Bridgeport Hospital Home Run 5K Race Recap
A few girlfriends mentioned they were running this race and asked me if I was interested. It has been on my radar for several years but I’ve never bothered to head down for it. The race starts and ends at our minor league ballpark, and I’d heard you finish the race actually in the ballpark. Sounds cool right? When I read that not only the ballpark stuff was true but that the course went through Seaside Park, where I ran a lovely 5K last fall, I was sold. Sign me up.
I headed out early this morning; the weather was crisp and cool when I left my house at 7:30 but I knew that by 9 things would be much warmer. Layers were the order of the day. The forecast was for sunny at 63 or so by race time.
I spent some time before the race putting race flyers for my own race (next weekend!!) out on cars in the lot before I met up with my friends, did the final potty stop and got in line. One of us went to the front, one to the middle, and I headed to the back.
We started out and I got into a groove quickly. We started just outside the ballpark, through the neighborhoods nearby, and quickly entered the park. It was just gorgeous out. Sunny and once we got into the park, which is basically Long Island Sound frontage, there was a great breeze (actually more like a headwind, but I was trying to stay positive) keeping things comfortable.
The first mile passed quickly. I felt good. My last race, the 10K a few weeks ago, left me feeling a little demoralized. The wheels had come off so badly. In a 10K, I’m near the last, no matter what. People don’t walk a 10K. But in a 5K, you’ll get a lot more casual types, people who are willing to walk the whole thing. So as I passed this person or that, keeping a steady, even pace, I felt my confidence build.
The course was super flat, so I easily passed the water station without stopping and kept going. I was pushing at mile 2, but still feeling OK. No hills will do that to you. The view was spectacular, I was listening to my tunes and generally feeling good.
We left the park again around mile 2.5. I knew we didn’t have much further to go, and I was amazed at how good I still felt. I hadn’t needed to walk even once. Normally I hit a wall somewhere, or a hill, or something, and have to slow down. Not so today. I kept cruising along, picking off a few more people as I went.
We neared the ballpark and I realized I was not terribly far off my PR of 35 and change. I wasn’t sure how far I had left to go, but I tried to push myself as much as I could. There was the 3 mile marker just as we entered the ballpark and I knew I was going to come in under 36. I’ve only run four 5Ks under 36, so this was great news. Not one of those races had temps above 55 degrees, so this was even better news.
I ran as fast as I could towards the finish and knew I’d done well. I wasn’t sure how well, but I knew I’d done well. I found my friends one after the other, and was shocked to find that they hadn’t done so well. Granted, they all had finished before me, but they hadn’t enjoyed their races. They told me they’d had to walk, they felt tired, they weren’t happy with their runs at all. For me, I knew I’d run the best race I could, and that felt pretty good.

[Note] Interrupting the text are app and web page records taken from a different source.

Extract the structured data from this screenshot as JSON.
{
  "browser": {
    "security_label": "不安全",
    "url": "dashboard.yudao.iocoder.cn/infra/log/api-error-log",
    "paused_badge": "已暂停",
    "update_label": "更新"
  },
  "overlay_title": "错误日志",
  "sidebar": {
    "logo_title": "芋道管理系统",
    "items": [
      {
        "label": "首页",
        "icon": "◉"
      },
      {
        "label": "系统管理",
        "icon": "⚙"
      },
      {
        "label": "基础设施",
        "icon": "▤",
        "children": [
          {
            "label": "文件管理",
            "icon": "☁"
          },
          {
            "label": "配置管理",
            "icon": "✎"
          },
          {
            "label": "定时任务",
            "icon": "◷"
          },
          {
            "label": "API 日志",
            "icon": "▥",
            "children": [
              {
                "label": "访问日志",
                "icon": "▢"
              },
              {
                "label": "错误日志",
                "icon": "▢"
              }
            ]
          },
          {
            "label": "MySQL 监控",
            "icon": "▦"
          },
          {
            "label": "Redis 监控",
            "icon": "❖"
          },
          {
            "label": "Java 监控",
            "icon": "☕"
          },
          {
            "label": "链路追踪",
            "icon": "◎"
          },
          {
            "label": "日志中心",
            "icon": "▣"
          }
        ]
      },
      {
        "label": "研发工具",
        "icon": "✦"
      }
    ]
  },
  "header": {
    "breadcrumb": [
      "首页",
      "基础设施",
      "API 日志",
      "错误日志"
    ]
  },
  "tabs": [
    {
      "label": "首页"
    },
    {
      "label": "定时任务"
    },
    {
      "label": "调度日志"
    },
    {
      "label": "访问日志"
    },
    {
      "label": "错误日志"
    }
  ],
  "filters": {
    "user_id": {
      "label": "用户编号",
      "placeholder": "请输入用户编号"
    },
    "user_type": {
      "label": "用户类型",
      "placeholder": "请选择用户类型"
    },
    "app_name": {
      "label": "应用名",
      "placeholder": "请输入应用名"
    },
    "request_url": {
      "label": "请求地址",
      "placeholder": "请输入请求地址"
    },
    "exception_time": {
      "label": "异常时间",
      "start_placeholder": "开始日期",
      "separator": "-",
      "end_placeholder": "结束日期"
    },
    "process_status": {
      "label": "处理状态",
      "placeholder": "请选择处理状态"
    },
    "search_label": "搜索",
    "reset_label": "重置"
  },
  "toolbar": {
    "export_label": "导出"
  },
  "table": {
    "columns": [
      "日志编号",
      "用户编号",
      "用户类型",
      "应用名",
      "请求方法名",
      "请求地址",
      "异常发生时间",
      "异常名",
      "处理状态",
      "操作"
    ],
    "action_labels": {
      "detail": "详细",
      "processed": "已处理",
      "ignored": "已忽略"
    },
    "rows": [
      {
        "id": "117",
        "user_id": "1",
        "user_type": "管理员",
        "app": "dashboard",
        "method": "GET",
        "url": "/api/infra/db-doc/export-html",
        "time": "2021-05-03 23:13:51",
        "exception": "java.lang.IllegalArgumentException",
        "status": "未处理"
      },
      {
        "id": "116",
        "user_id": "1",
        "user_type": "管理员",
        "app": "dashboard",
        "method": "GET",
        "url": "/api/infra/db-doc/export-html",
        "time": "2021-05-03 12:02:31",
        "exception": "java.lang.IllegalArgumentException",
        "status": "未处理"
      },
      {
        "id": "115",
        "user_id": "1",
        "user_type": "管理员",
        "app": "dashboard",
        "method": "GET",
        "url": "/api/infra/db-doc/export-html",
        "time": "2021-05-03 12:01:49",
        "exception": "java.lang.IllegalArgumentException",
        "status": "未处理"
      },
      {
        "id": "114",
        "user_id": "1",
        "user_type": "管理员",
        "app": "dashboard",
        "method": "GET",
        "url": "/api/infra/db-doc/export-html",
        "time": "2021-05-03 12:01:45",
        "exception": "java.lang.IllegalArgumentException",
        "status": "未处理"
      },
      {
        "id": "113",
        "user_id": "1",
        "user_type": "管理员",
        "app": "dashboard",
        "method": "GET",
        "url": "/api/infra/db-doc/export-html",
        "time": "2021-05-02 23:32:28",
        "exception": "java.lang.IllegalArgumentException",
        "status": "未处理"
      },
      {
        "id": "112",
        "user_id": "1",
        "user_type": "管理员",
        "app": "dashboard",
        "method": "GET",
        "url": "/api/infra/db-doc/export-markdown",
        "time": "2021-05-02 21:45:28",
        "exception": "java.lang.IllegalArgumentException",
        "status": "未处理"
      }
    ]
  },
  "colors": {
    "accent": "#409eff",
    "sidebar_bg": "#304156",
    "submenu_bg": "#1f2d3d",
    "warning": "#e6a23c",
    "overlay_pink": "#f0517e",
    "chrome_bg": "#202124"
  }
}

I needed the win. I’m going into my own race next week and I don’t want to embarrass myself by pulling a 39 minute run. Granted, that could still happen. Our course is hilly and it could be hot next week. But I wanted to prove that I had the juice to do well today.
I took in the post race glow of free Italian Ice and water and took my time before heading back to my car. After I got home I found that I actually PRed today. By one second. One second. 35:25. But I’ll take it. Especially considering this race was probably 15 degrees warmer than my other similar time? It’s definitely a PR.